Michigan Engineering News

Mind-controlled prosthetics

U-M engineers and doctors pioneer a major advance to help improve quality of life for amputees.

By combining machine learning algorithms and a surgical solution that dramatically amplifies faint neural signals, Michigan Engineering experts have enabled intuitive, real-time mind control of the most advanced robotic hands on the market. Working directly with patients and doctors, researchers applied a people-first approach that reduces pain, remains stable for years and doesn’t require training.

Using the prosthetic to stack blocks
Joe Hamilton, a participant in the University of Michigan RPNI study, naturally uses his mind to control a DEKA prosthetic hand to pick up a small block. Photo: Evan Dougherty/University of Michigan Engineering

“With about 15 minutes of data, we train our algorithm and we start running online,” says Cindy Chestek, research co-lead and Michigan Engineering associate professor of biomedical engineering. From there, subjects can try controlling the robotic hand. “And they can do it on the first try,” she says. The approach is a far cry from other prosthetics, which are less intuitive and require more training to use. “The learning is in the algorithms, not in the people,” she says.

Their new approach centers on the Regenerative Peripheral Nerve Interface (RPNI)—a small graft of muscle tissue surgically attached to the end of a severed nerve in an amputee’s arm. While other neural interfaces are harmful to nerves, the RPNI promotes healthy nerve growth and acts as a bioamplifier, converting faint neural signals sent from the brain into large, recordable, muscle signals.

This approach not only results in a more intuitive experience and greater levels of control for patients, but also impedes the growth of painful neuromas at the severed ends of nerves, reducing the need for chronic pain medication, repeated surgical procedures, and an inability to use prosthetics due to pain levels.

Another exciting branch of this work has been finding a way to not just receive signals from the brain via the RPNI, but also to send signals back and provide sensation for the participant, which Sussex has been testing out.

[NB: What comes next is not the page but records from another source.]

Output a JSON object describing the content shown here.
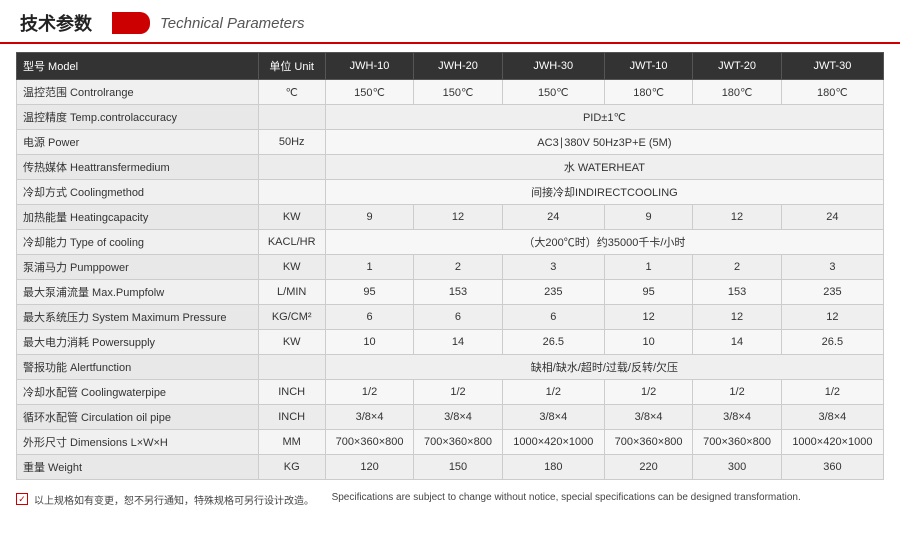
{
  "header": {
    "cn": "技术参数",
    "en": "Technical Parameters"
  },
  "table": {
    "columns": [
      {
        "label": "型号 Model"
      },
      {
        "label": "单位 Unit"
      },
      {
        "label": "JWH-10"
      },
      {
        "label": "JWH-20"
      },
      {
        "label": "JWH-30"
      },
      {
        "label": "JWT-10"
      },
      {
        "label": "JWT-20"
      },
      {
        "label": "JWT-30"
      }
    ],
    "rows": [
      {
        "label": "温控范围 Controlrange",
        "unit": "℃",
        "values": [
          "150℃",
          "150℃",
          "150℃",
          "180℃",
          "180℃",
          "180℃"
        ],
        "span": false
      },
      {
        "label": "温控精度 Temp.controlaccuracy",
        "unit": "",
        "values": [],
        "span": true,
        "spanText": "PID±1℃"
      },
      {
        "label": "电源 Power",
        "unit": "50Hz",
        "values": [],
        "span": true,
        "spanText": "AC3∣380V 50Hz3P+E (5M)"
      },
      {
        "label": "传热媒体 Heattransfermedium",
        "unit": "",
        "values": [],
        "span": true,
        "spanText": "水 WATERHEAT"
      },
      {
        "label": "冷却方式 Coolingmethod",
        "unit": "",
        "values": [],
        "span": true,
        "spanText": "间接冷却INDIRECTCOOLING"
      },
      {
        "label": "加热能量 Heatingcapacity",
        "unit": "KW",
        "values": [
          "9",
          "12",
          "24",
          "9",
          "12",
          "24"
        ],
        "span": false
      },
      {
        "label": "冷却能力 Type of cooling",
        "unit": "KACL/HR",
        "values": [],
        "span": true,
        "spanText": "（大200℃时）约35000千卡/小时"
      },
      {
        "label": "泵浦马力 Pumppower",
        "unit": "KW",
        "values": [
          "1",
          "2",
          "3",
          "1",
          "2",
          "3"
        ],
        "span": false
      },
      {
        "label": "最大泵浦流量 Max.Pumpfolw",
        "unit": "L/MIN",
        "values": [
          "95",
          "153",
          "235",
          "95",
          "153",
          "235"
        ],
        "span": false
      },
      {
        "label": "最大系统压力 System Maximum Pressure",
        "unit": "KG/CM²",
        "values": [
          "6",
          "6",
          "6",
          "12",
          "12",
          "12"
        ],
        "span": false
      },
      {
        "label": "最大电力消耗 Powersupply",
        "unit": "KW",
        "values": [
          "10",
          "14",
          "26.5",
          "10",
          "14",
          "26.5"
        ],
        "span": false
      },
      {
        "label": "警报功能 Alertfunction",
        "unit": "",
        "values": [],
        "span": true,
        "spanText": "缺相/缺水/超时/过载/反转/欠压"
      },
      {
        "label": "冷却水配管 Coolingwaterpipe",
        "unit": "INCH",
        "values": [
          "1/2",
          "1/2",
          "1/2",
          "1/2",
          "1/2",
          "1/2"
        ],
        "span": false
      },
      {
        "label": "循环水配管 Circulation oil pipe",
        "unit": "INCH",
        "values": [
          "3/8×4",
          "3/8×4",
          "3/8×4",
          "3/8×4",
          "3/8×4",
          "3/8×4"
        ],
        "span": false
      },
      {
        "label": "外形尺寸 Dimensions L×W×H",
        "unit": "MM",
        "values": [
          "700×360×800",
          "700×360×800",
          "1000×420×1000",
          "700×360×800",
          "700×360×800",
          "1000×420×1000"
        ],
        "span": false
      },
      {
        "label": "重量 Weight",
        "unit": "KG",
        "values": [
          "120",
          "150",
          "180",
          "220",
          "300",
          "360"
        ],
        "span": false
      }
    ]
  },
  "footer": {
    "cn": "以上规格如有变更，恕不另行通知，特殊规格可另行设计改造。",
    "en": "Specifications are subject to change without notice, special specifications can be designed transformation."
  }
}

“We can actually modulate the signal properties and move sensation from one side of her hand to the other. So she feels like it’s moving,” said Deanna Gates, an associate professor of kinesiology and biomedical engineering.  “And in another participant, when we stimulated the RPNIs, he was able to improve performance by getting stimulation during movement.”

The convergent research team, which includes experts from Michigan Medicine, began collaborating with prosthetic device companies to help future devices accommodate even finer movements.

 “It’s going to be a ways from here, but we’re not going to stop working on this until we can completely restore able-bodied hand movements,” said Chestek. “That’s the dream of neuroprosthetics.”

Explore more snapshots of how our engineers are working across disciplines and worldviews to improve the systems that impact quality of life.

Michigan Engineering’s people-first approach combines excellent engineering fundamentals, a convergence of disciplines, global worldviews and equity-centered values to help close societal gaps and elevate all people.